Five women in the Republic of the Marshall Islands (RMI) are making a difference by operating the country’s first counselling service, Weto in Mour.
Weto in Mour is operated by Women United in the Marshall Islands (WUTMI), with the service and its staff supported by the Australian Government’s Pacific Women Shaping Pacific Development (Pacific Women) program.
Some of RMI’s most influential women have connections with WUTMI, including the country’s President, Her Excellency Dr Hilda Heine, who was a founding member of the organisation.

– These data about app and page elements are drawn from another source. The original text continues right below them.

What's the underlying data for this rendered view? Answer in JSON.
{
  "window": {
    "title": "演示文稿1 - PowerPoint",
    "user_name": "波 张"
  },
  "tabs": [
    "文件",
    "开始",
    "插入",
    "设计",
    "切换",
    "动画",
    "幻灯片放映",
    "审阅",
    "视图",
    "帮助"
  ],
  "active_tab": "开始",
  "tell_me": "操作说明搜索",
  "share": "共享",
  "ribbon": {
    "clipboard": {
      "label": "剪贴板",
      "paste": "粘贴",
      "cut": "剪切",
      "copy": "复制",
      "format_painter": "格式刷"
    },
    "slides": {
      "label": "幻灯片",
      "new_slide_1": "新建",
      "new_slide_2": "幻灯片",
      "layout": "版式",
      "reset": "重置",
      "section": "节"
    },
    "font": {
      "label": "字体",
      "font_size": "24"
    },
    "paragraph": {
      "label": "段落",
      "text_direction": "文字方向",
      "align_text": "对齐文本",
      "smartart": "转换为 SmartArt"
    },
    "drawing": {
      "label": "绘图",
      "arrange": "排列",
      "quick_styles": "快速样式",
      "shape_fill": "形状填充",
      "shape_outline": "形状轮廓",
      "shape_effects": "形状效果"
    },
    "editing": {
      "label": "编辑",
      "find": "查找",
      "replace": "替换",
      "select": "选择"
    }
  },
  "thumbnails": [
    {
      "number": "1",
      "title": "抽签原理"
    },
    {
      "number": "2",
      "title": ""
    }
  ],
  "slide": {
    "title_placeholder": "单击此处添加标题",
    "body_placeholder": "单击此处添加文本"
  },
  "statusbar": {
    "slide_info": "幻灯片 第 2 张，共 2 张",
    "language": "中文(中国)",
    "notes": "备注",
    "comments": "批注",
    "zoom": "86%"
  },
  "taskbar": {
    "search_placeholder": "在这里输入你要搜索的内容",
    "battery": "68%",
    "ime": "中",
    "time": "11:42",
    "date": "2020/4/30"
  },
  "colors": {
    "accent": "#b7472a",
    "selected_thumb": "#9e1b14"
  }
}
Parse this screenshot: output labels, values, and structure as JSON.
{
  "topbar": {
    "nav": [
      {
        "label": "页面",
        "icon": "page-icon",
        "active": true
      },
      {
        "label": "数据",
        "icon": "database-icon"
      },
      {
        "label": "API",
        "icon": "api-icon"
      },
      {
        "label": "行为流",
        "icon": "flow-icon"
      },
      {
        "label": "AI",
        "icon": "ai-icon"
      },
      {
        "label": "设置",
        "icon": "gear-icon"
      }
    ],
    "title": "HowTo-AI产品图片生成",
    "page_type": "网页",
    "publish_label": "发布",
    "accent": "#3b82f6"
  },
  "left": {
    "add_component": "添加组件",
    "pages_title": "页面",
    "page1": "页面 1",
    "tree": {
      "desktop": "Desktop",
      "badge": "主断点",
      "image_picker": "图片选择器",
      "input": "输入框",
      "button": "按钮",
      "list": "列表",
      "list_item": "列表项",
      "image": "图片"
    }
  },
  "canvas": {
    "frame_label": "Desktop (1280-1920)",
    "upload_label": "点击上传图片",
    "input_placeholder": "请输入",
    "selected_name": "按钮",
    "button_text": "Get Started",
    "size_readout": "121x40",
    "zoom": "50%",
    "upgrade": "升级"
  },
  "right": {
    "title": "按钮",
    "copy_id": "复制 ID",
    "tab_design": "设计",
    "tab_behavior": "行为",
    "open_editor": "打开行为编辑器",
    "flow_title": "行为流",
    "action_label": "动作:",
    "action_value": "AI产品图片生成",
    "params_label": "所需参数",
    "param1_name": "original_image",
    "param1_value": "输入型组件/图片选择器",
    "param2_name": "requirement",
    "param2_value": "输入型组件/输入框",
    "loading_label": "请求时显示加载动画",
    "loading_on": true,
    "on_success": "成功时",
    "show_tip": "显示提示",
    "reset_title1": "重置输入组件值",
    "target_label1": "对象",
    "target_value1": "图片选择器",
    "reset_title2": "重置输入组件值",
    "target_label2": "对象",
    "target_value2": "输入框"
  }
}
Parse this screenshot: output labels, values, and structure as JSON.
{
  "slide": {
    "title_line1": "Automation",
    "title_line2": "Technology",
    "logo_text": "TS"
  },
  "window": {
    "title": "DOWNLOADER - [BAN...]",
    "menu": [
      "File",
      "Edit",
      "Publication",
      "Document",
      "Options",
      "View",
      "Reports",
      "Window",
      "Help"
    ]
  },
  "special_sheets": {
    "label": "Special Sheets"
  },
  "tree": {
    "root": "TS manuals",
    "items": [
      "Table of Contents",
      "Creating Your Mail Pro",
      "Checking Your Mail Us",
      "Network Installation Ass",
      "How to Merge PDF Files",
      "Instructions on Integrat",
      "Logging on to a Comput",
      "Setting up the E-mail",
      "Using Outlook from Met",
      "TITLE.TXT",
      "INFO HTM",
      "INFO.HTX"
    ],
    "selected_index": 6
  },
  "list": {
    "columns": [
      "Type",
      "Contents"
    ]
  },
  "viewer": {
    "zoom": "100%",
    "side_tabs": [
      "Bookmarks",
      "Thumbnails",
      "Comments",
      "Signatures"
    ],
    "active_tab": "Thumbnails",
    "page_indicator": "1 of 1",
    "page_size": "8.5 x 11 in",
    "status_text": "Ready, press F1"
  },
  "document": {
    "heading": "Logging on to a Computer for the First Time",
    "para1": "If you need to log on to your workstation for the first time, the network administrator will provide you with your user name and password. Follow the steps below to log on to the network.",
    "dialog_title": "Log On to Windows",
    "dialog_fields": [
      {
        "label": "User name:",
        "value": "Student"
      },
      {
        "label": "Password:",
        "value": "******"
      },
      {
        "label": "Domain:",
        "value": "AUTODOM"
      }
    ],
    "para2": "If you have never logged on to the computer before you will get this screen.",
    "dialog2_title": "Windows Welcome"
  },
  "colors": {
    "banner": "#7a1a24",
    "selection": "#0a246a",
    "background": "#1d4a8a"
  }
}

Candida Kaious is Weto in Mour’s Program Coordinator. Counsellor-advocates Tanya Terry and Daniya Note provide ongoing psychosocial support via case management and case advocacy work for survivors of violence. Adelma Louis and Christy Mckay run a prevention program raising awareness in the community, schools, churches and government ministries on violence against women. These women – all in their thirties – balance work, family and other commitments with their passion to support women and children in a challenging environment.
Since opening in 2016, Weto in Mour has increased awareness of the issue of violence against women and improved the quality of response services and coordination of referral networks available to survivors.
Program Coordinator Ms Kaious, explained there are many challenges, not least of which is working on a sensitive issue within a small population, particularly in RMI’s outer islands.
‘Here on Majuro [the capital city] we say that we are related to everyone,’ said Ms Kaious. ‘But, in the outer islands, they are really close, like, “this is my house, this is my brother’s house, that’s my sister’s house”… there is no person that is not related to the other.’
She added that communication is not easy either, with only one landline typically on each island.
‘Almost every day there are people lining up waiting to use that phone… it’s not private,’ Ms Kaious noted.
Radio communication is another option, but anyone could tune in to the frequency.
Ms Terry lost contact a few times with a client in Jaluit. ‘But the case was still [open], because it was not yet over. I was trying to see if there were any assistance Weto in Mour would have provided,’ Ms Terry said.
The staff also face attitudinal barriers in their work.
‘As women in this profession and [as] an agent of change, we must be prepared to emotionally deal with society’s negative attitude towards the work WUTMI and Weto in Mour is doing, to deal with comments like “we are trying to take away men’s right[s]”,’ said Ms Note. ‘Despite this, as a caseworker, we are dedicated to the work that we do to ensure that the victims of violence are safe and well.’
The staff at the centre believe that they can only change the community if they are passionate about the work they do, in order to inspire others.
‘Just seeing these women being empowered and free; there’s a wonderful feeling there,’ said Ms Kaious. ‘We feel proud of ourselves and the women as well.’